Traveling with your 'tiel can be a fun, exciting adventure for both of you, but it can also be scary and potentially dangerous for your little buddy. Making the trip as safe and stress-free as possible for your bird can pay off big toward adventure on your vacation!
Place the travel carrier in sight of your 'tiel for a few days leading up to the trip. Place a few of your feathered friend's favorite toys and treats in there to encourage exploring the new cage. This is particularly helpful if you haven't traveled with your little guy or if it's a brand-new travel carrier.
Set up your 'tiel's travel carrier with soft perches. The hard perches in her regular cage can be hard to grip onto during a car ride.
Place your little guy in his travel carrier while talking in a friendly, soothing voice.
Secure the cage to the backseat of your car with the seat belt. If you can't, you need to secure it somehow so it won't tip over or bounce too much during your ride.
Tie all the cage doors with cable ties or even twist-ties. Having a stressed out 'tiel flying or hopping around your car while you're driving could lead to quite an adventure, and one you probably don't want to experience!
Cover most of the cage with a light-colored sheet or blanket that isn't too heavy, leaving only an opening through which your little guy will be able to see you. This will help protect against drafts and direct sunlight, which are dangerous to your bird.
Talk to your 'tiel during the trip; sing, if that's something you do regularly. Act as if the car is just another room in your house.
Call the air carrier several months in advance to book your flight and inquire as to all its rules about avian travelers.
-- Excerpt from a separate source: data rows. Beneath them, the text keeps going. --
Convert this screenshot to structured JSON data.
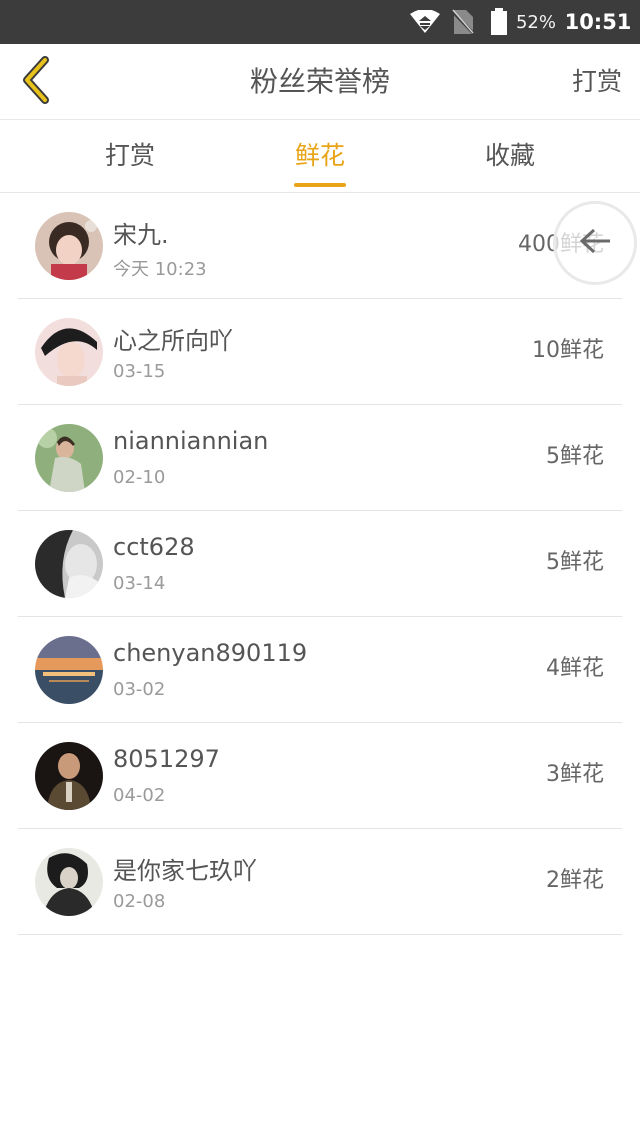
{
  "status_bar": {
    "battery_percent": "52%",
    "time": "10:51",
    "icons": [
      "wifi-icon",
      "no-sim-icon",
      "battery-icon"
    ]
  },
  "header": {
    "back_icon": "chevron-left-icon",
    "title": "粉丝荣誉榜",
    "action_label": "打赏"
  },
  "tabs": [
    {
      "label": "打赏",
      "active": false
    },
    {
      "label": "鲜花",
      "active": true
    },
    {
      "label": "收藏",
      "active": false
    }
  ],
  "list": [
    {
      "name": "宋九.",
      "date": "今天 10:23",
      "amount": "400鲜花"
    },
    {
      "name": "心之所向吖",
      "date": "03-15",
      "amount": "10鲜花"
    },
    {
      "name": "nianniannian",
      "date": "02-10",
      "amount": "5鲜花"
    },
    {
      "name": "cct628",
      "date": "03-14",
      "amount": "5鲜花"
    },
    {
      "name": "chenyan890119",
      "date": "03-02",
      "amount": "4鲜花"
    },
    {
      "name": "8051297",
      "date": "04-02",
      "amount": "3鲜花"
    },
    {
      "name": "是你家七玖吖",
      "date": "02-08",
      "amount": "2鲜花"
    }
  ],
  "floating_button": {
    "icon": "arrow-left-icon"
  },
  "colors": {
    "accent": "#e8a416",
    "status_bar": "#3c3c3c",
    "divider": "#e4e4e4"
  }
}
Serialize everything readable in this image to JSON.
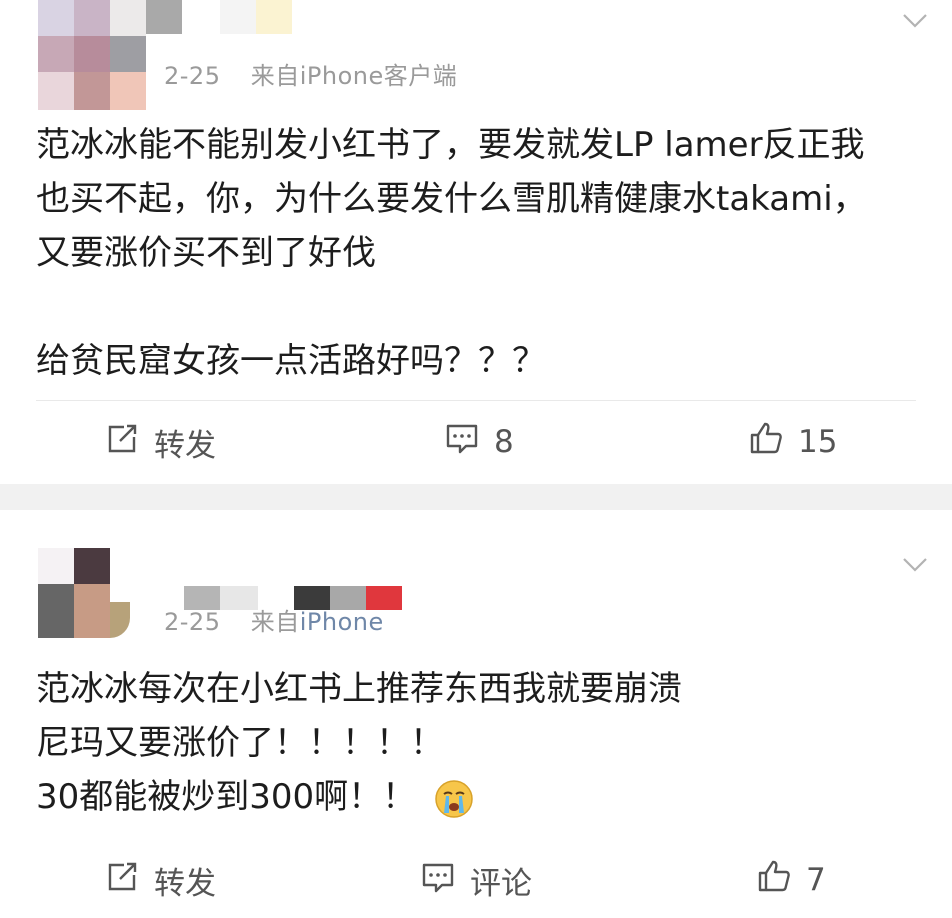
{
  "post1": {
    "meta_date": "2-25",
    "meta_source": "来自iPhone客户端",
    "text_lines": [
      "范冰冰能不能别发小红书了，要发就发LP lamer反正我",
      "也买不起，你，为什么要发什么雪肌精健康水takami，",
      "又要涨价买不到了好伐",
      "",
      "给贫民窟女孩一点活路好吗？？？"
    ],
    "actions": {
      "repost_label": "转发",
      "comment_count": "8",
      "like_count": "15"
    }
  },
  "post2": {
    "meta_date": "2-25",
    "meta_source_prefix": "来自",
    "meta_source_link": "iPhone",
    "text_lines": [
      "范冰冰每次在小红书上推荐东西我就要崩溃",
      "尼玛又要涨价了！！！！！",
      "30都能被炒到300啊！！"
    ],
    "actions": {
      "repost_label": "转发",
      "comment_label": "评论",
      "like_count": "7"
    }
  },
  "icons": {
    "repost": "repost-icon",
    "comment": "comment-icon",
    "like": "like-icon",
    "menu": "chevron-down-icon",
    "emoji": "crying-face-emoji"
  },
  "colors": {
    "text": "#1d1d1d",
    "meta": "#9a9a9a",
    "link": "#6f87a8",
    "separator": "#f1f1f1"
  }
}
Some carriers won't allow any birds, some have limitations on how many can be on a given flight, some have cage-size limits, some have regulations regarding how long birds can be in cargo and some have limits on birds traveling in the cabin. All carriers are different and you'll want to know all of this as soon as possible!
Take your little guy to the bird doctor to get a clean bill of health. All airlines require this and it will also let you know if your bird is healthy enough for air travel—after all, it can be pretty stressful on your 'tiel.
Prepare your little guy for air travel as best as possible by introducing the travel carrier to him before flight.
Clip your 'tiel's wings, or at the very least have a harness prepared and easily accessible. There is always the chance that security may ask you to remove your little friend from her cage to inspect her, and having your 'tiel fly around the airport can be a headache for everyone, including your bird!
With a professional background in gardening, landscapes, pests and natural ecosystems, Jasey Kelly has been sharing her knowledge through writing since 2009 and has served as an expert writer in these fields. Kelly's background also includes childcare, and animal rescue and care.